No matter how long you have been using a trademark , there's always a chance you will receive a dreaded Cease and Desist (C&D) letter or email demanding you stop using the trademark.
- We own all rights to the trademark XYZ (typically by long use and/or registration).
- Your trademark ABC infringes our trademark.
- Your use of the trademark ABC is damaging us.
- Stop using the trademark ABC within some short period (e.g. 10 days).
- Reimburse us for our legal fees and damages.
- We'll sue you if you don't cooperate.
How should you respond? As all things legal go, it depends ...
Bear in mind, these kinds of letters are sent out all the time, the party sending the letter may have absolutely no intention of suing you, and their claim may be paper-thin.Â But you never know.
Here's one way of approaching C&D letters.
First, take a look at the entity claiming rights in a trademark you are supposedly infringing.

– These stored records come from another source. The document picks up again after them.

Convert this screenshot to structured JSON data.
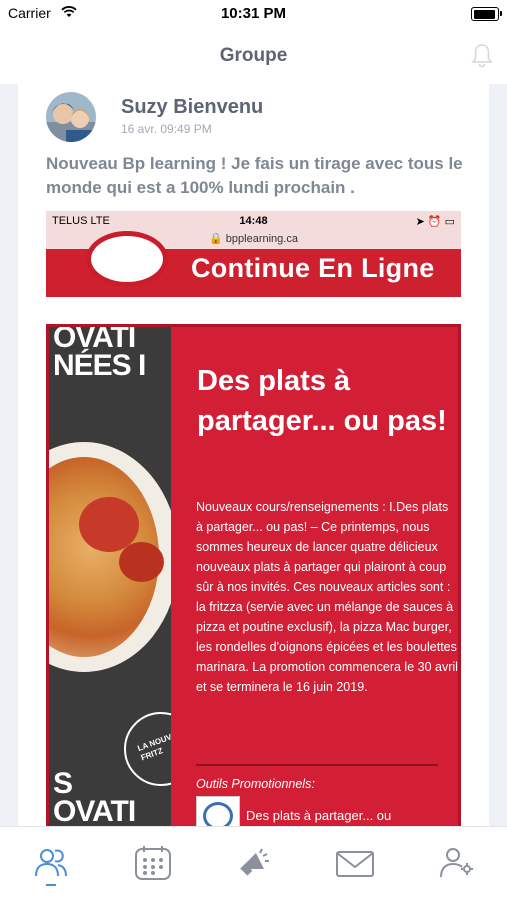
{
  "status_bar": {
    "carrier": "Carrier",
    "time": "10:31 PM"
  },
  "nav": {
    "title": "Groupe",
    "bell_icon": "bell-icon"
  },
  "post": {
    "author": "Suzy Bienvenu",
    "date": "16 avr. 09:49 PM",
    "text": "Nouveau Bp learning ! Je fais un tirage avec tous le monde qui est a 100% lundi prochain .",
    "attachment_1": {
      "status_carrier": "TELUS  LTE",
      "status_time": "14:48",
      "url": "bpplearning.ca",
      "banner": "Continue En Ligne"
    },
    "attachment_2": {
      "left_text_top_1": "OVATI",
      "left_text_top_2": "NÉES I",
      "left_text_bottom_1": "S",
      "left_text_bottom_2": "OVATI",
      "stamp": "LA NOUVELLE FRITZ",
      "title": "Des plats à partager... ou pas!",
      "body": "Nouveaux cours/renseignements : I.Des plats à partager... ou pas! – Ce printemps, nous sommes heureux de lancer quatre délicieux nouveaux plats à partager qui plairont à coup sûr à nos invités. Ces nouveaux articles sont : la fritzza (servie avec un mélange de sauces à pizza et poutine exclusif), la pizza Mac burger, les rondelles d'oignons épicées et les boulettes marinara. La promotion commencera le 30 avril et se terminera le 16 juin 2019.",
      "outils": "Outils Promotionnels:",
      "outils_item": "Des plats à partager... ou"
    }
  },
  "tabs": [
    {
      "icon": "group-icon",
      "active": true
    },
    {
      "icon": "calendar-icon",
      "active": false
    },
    {
      "icon": "megaphone-icon",
      "active": false
    },
    {
      "icon": "mail-icon",
      "active": false
    },
    {
      "icon": "user-settings-icon",
      "active": false
    }
  ],
  "colors": {
    "accent": "#4a8fd6",
    "promo_red": "#d21f35",
    "text_gray": "#5d6474"
  }
}
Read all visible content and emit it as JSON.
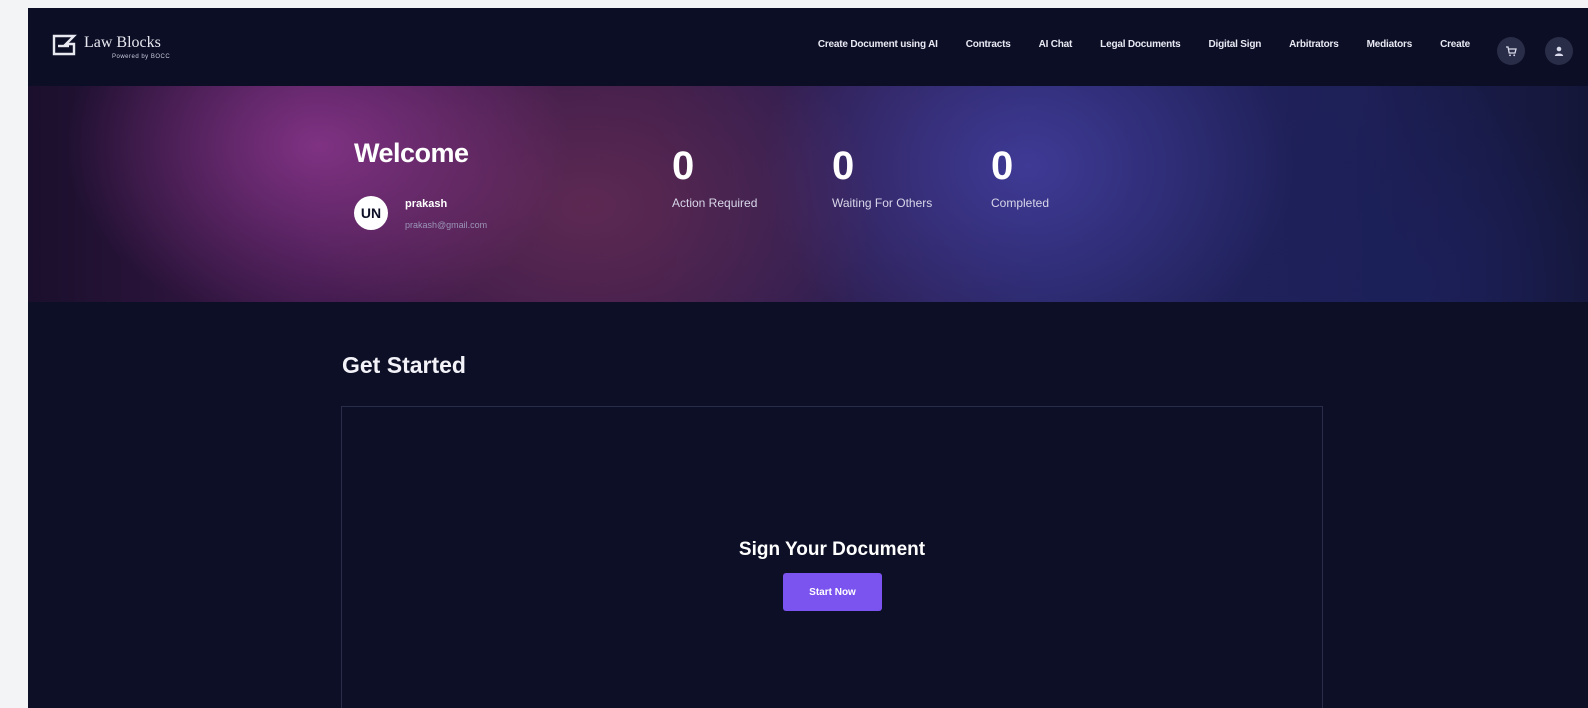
{
  "navbar": {
    "logo_text": "Law Blocks",
    "logo_sub": "Powered by BOCC",
    "links": [
      "Create Document using AI",
      "Contracts",
      "AI Chat",
      "Legal Documents",
      "Digital Sign",
      "Arbitrators",
      "Mediators",
      "Create"
    ],
    "cart_icon": "cart-icon",
    "user_icon": "user-icon"
  },
  "hero": {
    "welcome": "Welcome",
    "avatar_initials": "UN",
    "user_name": "prakash",
    "user_email": "prakash@gmail.com",
    "stats": [
      {
        "value": "0",
        "label": "Action Required"
      },
      {
        "value": "0",
        "label": "Waiting For Others"
      },
      {
        "value": "0",
        "label": "Completed"
      }
    ]
  },
  "get_started": {
    "title": "Get Started",
    "card_title": "Sign Your Document",
    "button_label": "Start Now"
  },
  "colors": {
    "background": "#0d0f26",
    "accent": "#7b53ef"
  }
}
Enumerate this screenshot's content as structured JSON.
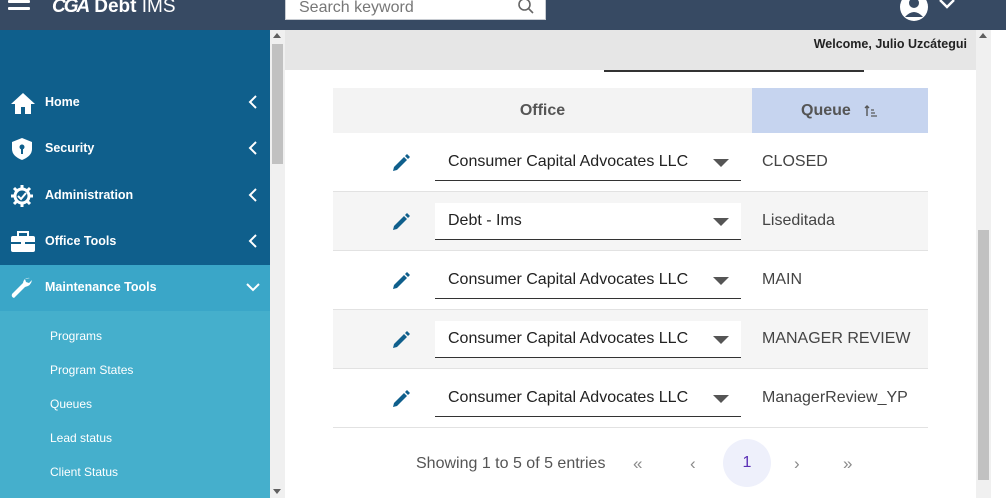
{
  "header": {
    "logo_mark": "CGA",
    "app_name": "Debt",
    "app_suffix": "IMS",
    "search_placeholder": "Search keyword"
  },
  "welcome": "Welcome, Julio Uzcátegui",
  "sidebar": {
    "items": [
      {
        "label": "Home",
        "icon": "home-icon"
      },
      {
        "label": "Security",
        "icon": "shield-icon"
      },
      {
        "label": "Administration",
        "icon": "gear-icon"
      },
      {
        "label": "Office Tools",
        "icon": "briefcase-icon"
      },
      {
        "label": "Maintenance Tools",
        "icon": "wrench-icon",
        "active": true
      }
    ],
    "subitems": [
      "Programs",
      "Program States",
      "Queues",
      "Lead status",
      "Client Status"
    ]
  },
  "table": {
    "columns": {
      "office": "Office",
      "queue": "Queue"
    },
    "rows": [
      {
        "office": "Consumer Capital Advocates LLC",
        "queue": "CLOSED"
      },
      {
        "office": "Debt - Ims",
        "queue": "Liseditada"
      },
      {
        "office": "Consumer Capital Advocates LLC",
        "queue": "MAIN"
      },
      {
        "office": "Consumer Capital Advocates LLC",
        "queue": "MANAGER REVIEW"
      },
      {
        "office": "Consumer Capital Advocates LLC",
        "queue": "ManagerReview_YP"
      }
    ]
  },
  "pager": {
    "info": "Showing 1 to 5 of 5 entries",
    "first": "«",
    "prev": "‹",
    "current": "1",
    "next": "›",
    "last": "»"
  },
  "colors": {
    "topbar": "#374a63",
    "sidebar": "#0f5f8c",
    "sidebar_active": "#3aa6c8",
    "submenu": "#45afcc",
    "queue_header": "#c6d4ef",
    "edit_icon": "#0f5f8c"
  }
}
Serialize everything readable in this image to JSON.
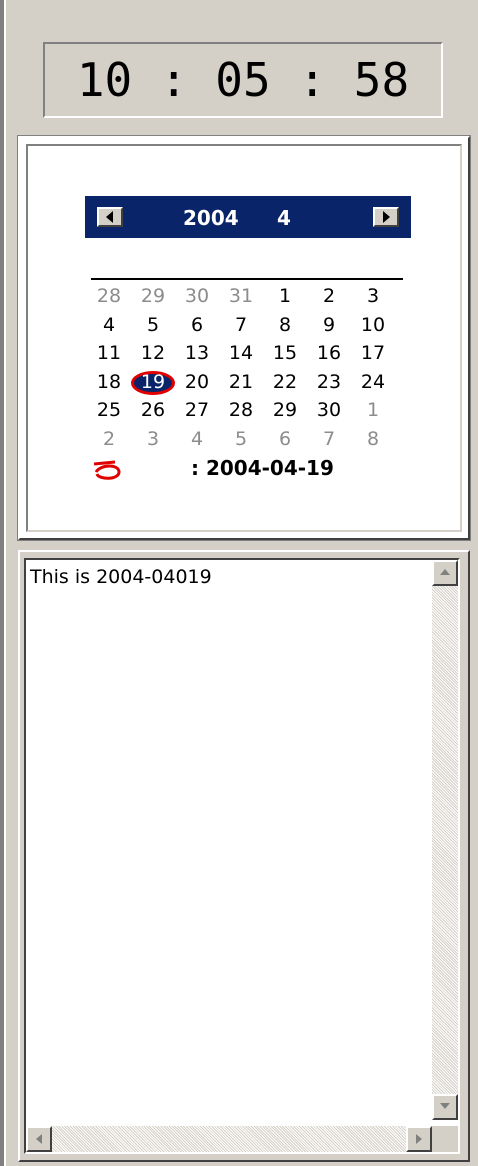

Individuals and small companies oftentimes don't have the resources to sue you. A federal trademark infringement suit can easily cost the company filing the suit $30,000 or (possibly much) more.
Second, take a look at how important the trademark is to the sender of the C&D demand. If a company has been using their trademark a long time and it's their principle (or only) trademark, it's more important to them than if they just started using the trademark for one out of many products.
Third, try to figure out if you and the C&D sender are competing for the same customers. For example, if their business appears to be serving customers in locales distant from yours, your use of your trademark is not a great threat to their business.
Fourth, how similar is your trademark to that of the C&D sender. Sometimes, C&D senders try to assert or imply rights in a single common word within a longer trademark. That's generally overreaching.
Where the C&D sender is a small entity, the trademark isn't likely that important to them, you are not in direct competition to them, or your trademark does't look much like theirs, you can consider ignoring the C&D or sending them a letter telling them to go fly a kite (politely, of course).
When those factors don't apply, your risk is greater.
In the end analysis, perhaps the most important questions are, however. how important is the trademark to you, and how much would it cost you to rebrand?
If you don't care much about the trademark, the safest course is to simply stop using it. In such case you should send a response to the sender telling that you have or will cease using the trademark. If they asked for money, just say no ... its very unlikely they will pursue the matter further.
If you really want to keep using the trademark or it would be extremely expensive to rebrand, then you can consider refusing the demand and risking litigation. If you go that route, it might be best to consult an attorney.